How To Make Apple Pie Dip
Turn orchard-fresh apples into a lip-smacking dip perfect for fall gatherings.
Got some serious apple pie cravings? Skip the pastry and just whip up a tasty bowl of apple pie dip. This yummy treat makes the most of autumn’s abundant fruit, transforming it into a versatile dish that can stand in as appetizer or dessert. Apple pie dip requires only basic ingredients, most of which you probably have on hand in your fridge or pantry.
Whether you’re gathering the gang for a backyard bonfire or tailgating before your favorite team takes the field, apple pie dip fits the menu. Learn how to make this delicious twist on all-American apple pie.
Apple Pie Dip Ingredients
- 3 cups peeled, cored and diced ‘Granny Smith’ apples
- 1/4 cup packed brown sugar
- 1/8 teaspoon allspice
- 1 1/2 teaspoons cornstarch
- 2 1/2 tablespoons water
- 1/4 teaspoon ground cinnamon
- 2 teaspoons lemon juice (about half a small lemon)
- 2 tablespoons butter, cubed
- Dice apples into quarter- to half-inch pieces. This size is just right for dipping and large enough to hold its shape during cooking.
- Place diced apples, brown sugar, allspice, cinnamon and lemon juice into a medium saucepan. Heat over medium heat.
- Bring mixture to a boil, stirring often. Once the mixture starts to bubble, reduce heat to medium-low. Stir gently, cooking until apples soften. Don’t overcook, or apples may turn to sauce.
- When apples are tender, add butter, stirring it in. It should melt quickly.
- Turn off the heat. In a separate bowl, whisk water and cornstarch to create a slurry.
- Gently stir apple mixture and add the cornstarch mixture all at once. The apple mixture will thicken very rapidly.
- Pour the apple mixture into a serving dish.
Yield is 6 one half-cup servings. Store apple pie dip in an airtight container in the refrigerator for up to five days.
- Feel free to substitute other apples, but choose ones that hold their shape while cooking. Good choices include ‘Golden Delicious,’ ‘Rome,’ ‘Braeburn,’ ‘Honeycrisp,’ ‘Jonagold,’ ‘Winesap’ or ‘Cripps Pink’ (also sold as ‘Pink Lady’). If you use apples that don’t hold their shape, you’ll wind up with a dip that has a bit of an applesauce vibe to it.
- Feel free to mix different apples in this dip for a flavor burst that’s uniquely yours.
- Adjust spices to suit your family’s tastes. If allspice is a bit too clove-y for you, try substituting nutmeg or making your own allspice without the ground clove.

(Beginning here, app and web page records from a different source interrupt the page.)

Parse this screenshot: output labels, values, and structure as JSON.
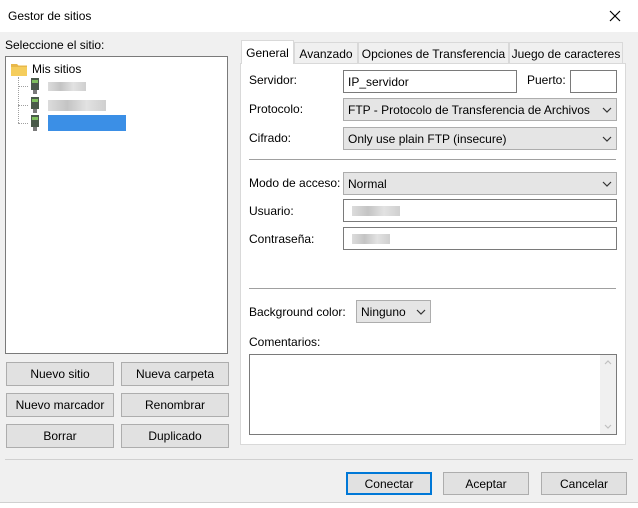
{
  "window": {
    "title": "Gestor de sitios"
  },
  "left": {
    "select_label": "Seleccione el sitio:",
    "tree_root": "Mis sitios",
    "buttons": {
      "new_site": "Nuevo sitio",
      "new_folder": "Nueva carpeta",
      "new_bookmark": "Nuevo marcador",
      "rename": "Renombrar",
      "delete": "Borrar",
      "duplicate": "Duplicado"
    }
  },
  "tabs": [
    "General",
    "Avanzado",
    "Opciones de Transferencia",
    "Juego de caracteres"
  ],
  "general": {
    "server_label": "Servidor:",
    "server_value": "IP_servidor",
    "port_label": "Puerto:",
    "port_value": "",
    "protocol_label": "Protocolo:",
    "protocol_value": "FTP - Protocolo de Transferencia de Archivos",
    "encryption_label": "Cifrado:",
    "encryption_value": "Only use plain FTP (insecure)",
    "access_label": "Modo de acceso:",
    "access_value": "Normal",
    "user_label": "Usuario:",
    "password_label": "Contraseña:",
    "bg_color_label": "Background color:",
    "bg_color_value": "Ninguno",
    "comments_label": "Comentarios:"
  },
  "footer": {
    "connect": "Conectar",
    "accept": "Aceptar",
    "cancel": "Cancelar"
  },
  "colors": {
    "accent": "#0078d7",
    "selection": "#3b8fe6",
    "folder": "#e8b84a"
  }
}
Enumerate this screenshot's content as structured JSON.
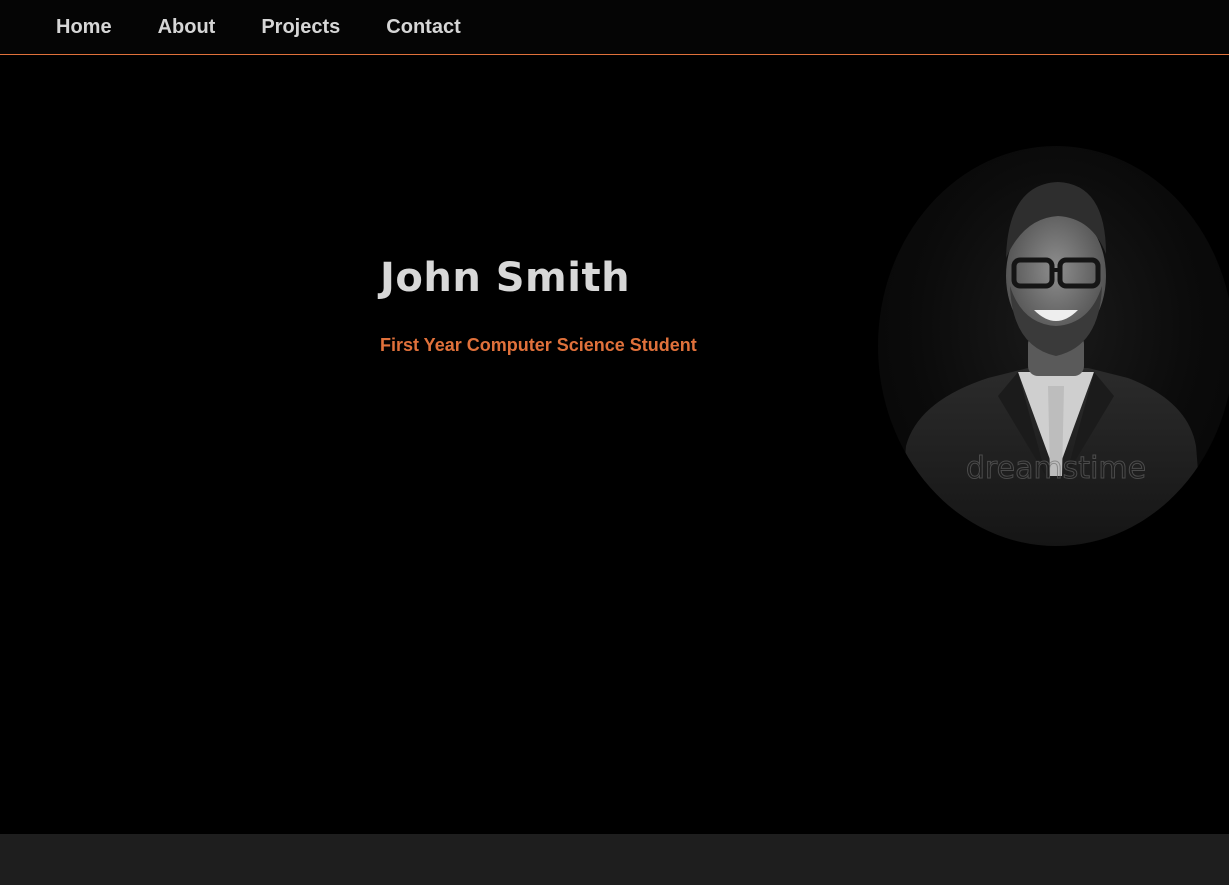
{
  "nav": {
    "items": [
      {
        "label": "Home"
      },
      {
        "label": "About"
      },
      {
        "label": "Projects"
      },
      {
        "label": "Contact"
      }
    ]
  },
  "hero": {
    "name": "John Smith",
    "subtitle": "First Year Computer Science Student",
    "photo": {
      "subject": "portrait-photo",
      "watermark": "dreamstime"
    }
  },
  "colors": {
    "accent": "#e0713b",
    "text": "#d8d8d8",
    "background": "#000000",
    "footer": "#1e1e1e"
  }
}
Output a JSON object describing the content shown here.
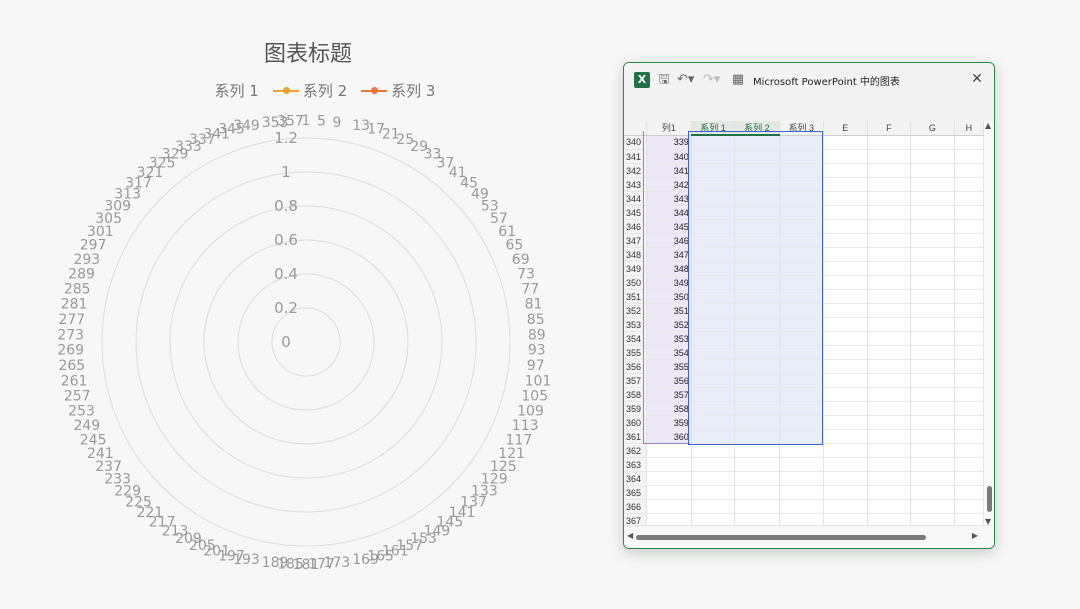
{
  "chart_data": {
    "type": "radar",
    "title": "图表标题",
    "legend": [
      "系列 1",
      "系列 2",
      "系列 3"
    ],
    "legend_position": "top",
    "series_colors": [
      "#777777",
      "#f0a030",
      "#e8743b"
    ],
    "categories_start": 1,
    "categories_end": 360,
    "categories_step_labelled": 4,
    "radial_ticks": [
      "0",
      "0.2",
      "0.4",
      "0.6",
      "0.8",
      "1",
      "1.2"
    ],
    "rlim": [
      0,
      1.2
    ],
    "series": [
      {
        "name": "系列 1",
        "values": []
      },
      {
        "name": "系列 2",
        "values": []
      },
      {
        "name": "系列 3",
        "values": []
      }
    ],
    "grid": true
  },
  "excel": {
    "title": "Microsoft PowerPoint 中的图表",
    "icons": {
      "app": "X",
      "save": "🖫",
      "undo": "↶▾",
      "redo": "↷▾",
      "table": "▦",
      "close": "✕"
    },
    "columns": [
      "列1",
      "系列 1",
      "系列 2",
      "系列 3",
      "E",
      "F",
      "G",
      "H"
    ],
    "rows": [
      {
        "r": "340",
        "v": "339"
      },
      {
        "r": "341",
        "v": "340"
      },
      {
        "r": "342",
        "v": "341"
      },
      {
        "r": "343",
        "v": "342"
      },
      {
        "r": "344",
        "v": "343"
      },
      {
        "r": "345",
        "v": "344"
      },
      {
        "r": "346",
        "v": "345"
      },
      {
        "r": "347",
        "v": "346"
      },
      {
        "r": "348",
        "v": "347"
      },
      {
        "r": "349",
        "v": "348"
      },
      {
        "r": "350",
        "v": "349"
      },
      {
        "r": "351",
        "v": "350"
      },
      {
        "r": "352",
        "v": "351"
      },
      {
        "r": "353",
        "v": "352"
      },
      {
        "r": "354",
        "v": "353"
      },
      {
        "r": "355",
        "v": "354"
      },
      {
        "r": "356",
        "v": "355"
      },
      {
        "r": "357",
        "v": "356"
      },
      {
        "r": "358",
        "v": "357"
      },
      {
        "r": "359",
        "v": "358"
      },
      {
        "r": "360",
        "v": "359"
      },
      {
        "r": "361",
        "v": "360"
      },
      {
        "r": "362",
        "v": ""
      },
      {
        "r": "363",
        "v": ""
      },
      {
        "r": "364",
        "v": ""
      },
      {
        "r": "365",
        "v": ""
      },
      {
        "r": "366",
        "v": ""
      },
      {
        "r": "367",
        "v": ""
      }
    ]
  }
}
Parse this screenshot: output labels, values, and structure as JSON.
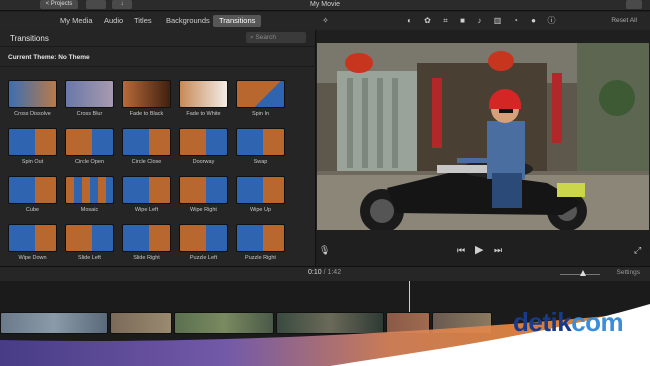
{
  "titlebar": {
    "back_label": "< Projects",
    "title": "My Movie"
  },
  "tabs": [
    {
      "label": "My Media",
      "active": false
    },
    {
      "label": "Audio",
      "active": false
    },
    {
      "label": "Titles",
      "active": false
    },
    {
      "label": "Backgrounds",
      "active": false
    },
    {
      "label": "Transitions",
      "active": true
    }
  ],
  "browser": {
    "title": "Transitions",
    "search_placeholder": "Search",
    "theme_label": "Current Theme: No Theme",
    "transitions": [
      "Cross Dissolve",
      "Cross Blur",
      "Fade to Black",
      "Fade to White",
      "Spin In",
      "Spin Out",
      "Circle Open",
      "Circle Close",
      "Doorway",
      "Swap",
      "Cube",
      "Mosaic",
      "Wipe Left",
      "Wipe Right",
      "Wipe Up",
      "Wipe Down",
      "Slide Left",
      "Slide Right",
      "Puzzle Left",
      "Puzzle Right"
    ]
  },
  "viewer": {
    "reset_label": "Reset All"
  },
  "timeline": {
    "current_time": "0:10",
    "total_time": "/ 1:42",
    "settings_label": "Settings"
  },
  "watermark": {
    "part1": "detik",
    "part2": "com"
  },
  "colors": {
    "tab_active": "#575757",
    "logo_dark": "#173a8a",
    "logo_light": "#3a8dd8",
    "swoosh_orange": "#f08a2c"
  }
}
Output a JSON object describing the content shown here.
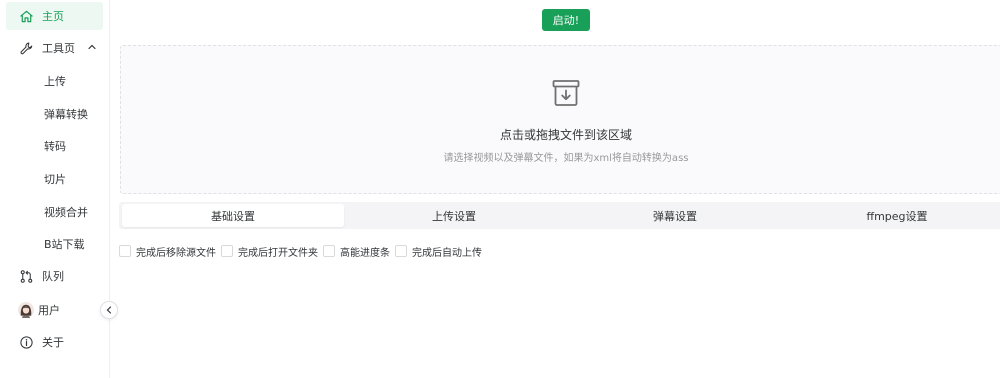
{
  "sidebar": {
    "home": {
      "label": "主页",
      "icon": "home-icon"
    },
    "tools": {
      "label": "工具页",
      "icon": "wrench-icon"
    },
    "tool_items": [
      "上传",
      "弹幕转换",
      "转码",
      "切片",
      "视频合并",
      "B站下载"
    ],
    "queue": {
      "label": "队列",
      "icon": "queue-icon"
    },
    "user": {
      "label": "用户",
      "icon": "user-avatar"
    },
    "about": {
      "label": "关于",
      "icon": "info-icon"
    }
  },
  "toolbar": {
    "start_label": "启动!"
  },
  "upload": {
    "title": "点击或拖拽文件到该区域",
    "hint": "请选择视频以及弹幕文件，如果为xml将自动转换为ass",
    "icon": "archive-download-icon"
  },
  "tabs": [
    "基础设置",
    "上传设置",
    "弹幕设置",
    "ffmpeg设置"
  ],
  "active_tab": 0,
  "options": [
    {
      "label": "完成后移除源文件",
      "checked": false
    },
    {
      "label": "完成后打开文件夹",
      "checked": false
    },
    {
      "label": "高能进度条",
      "checked": false
    },
    {
      "label": "完成后自动上传",
      "checked": false
    }
  ],
  "colors": {
    "accent": "#18a058",
    "active_bg": "#eef8f2"
  }
}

- Swap sweeteners carefully. The sugar helps apple pieces to retain their shape by slowing pectin breakdown (that’s the stuff that gives apple its firmness). You can try using agave syrup, honey or stevia. Just realize that reducing or eliminating the sugar may result in apples breaking down a bit more during cooking.
Grab a dipper. Served warm or cold, apple pie dip goes great with dippers. For a sweet bite, use caramel rice crisps (shown), cinnamon apple chips, cinnamon pita crisps or cinnamon-sugar tortilla chips (easy to make yourself). For a more savory blend, try cheese straws, sage crackers or rosemary pita chips.
Serve with cake. Elevate a simple pound cake with a spoonful or two of apple pie dip—warmed, of course.
Partner with pastry. Instead of homemade pie crust, line muffin cups with puff pastry, bake and fill with warm apple pie dip for mini pies.
Top ice cream. Spoon warm apple pie dip over ice cream for a classic autumn dessert.
Go for savory. Pair apple pie dip with crumbled sausage, stuff in an acorn squash and bake until the squash is soft (try 60 minutes at 350°-375°). Or spoon the warm dip over pork chops for a sweet bite.
Make a parfait. Fill a glass with alternating layers of apple pie dip and vanilla ice cream. Top with caramel sauce and whipped cream for a decadent treat.
Try a crockpot. To keep apple pie dip warm during your fall functions, pour it into a crockpot.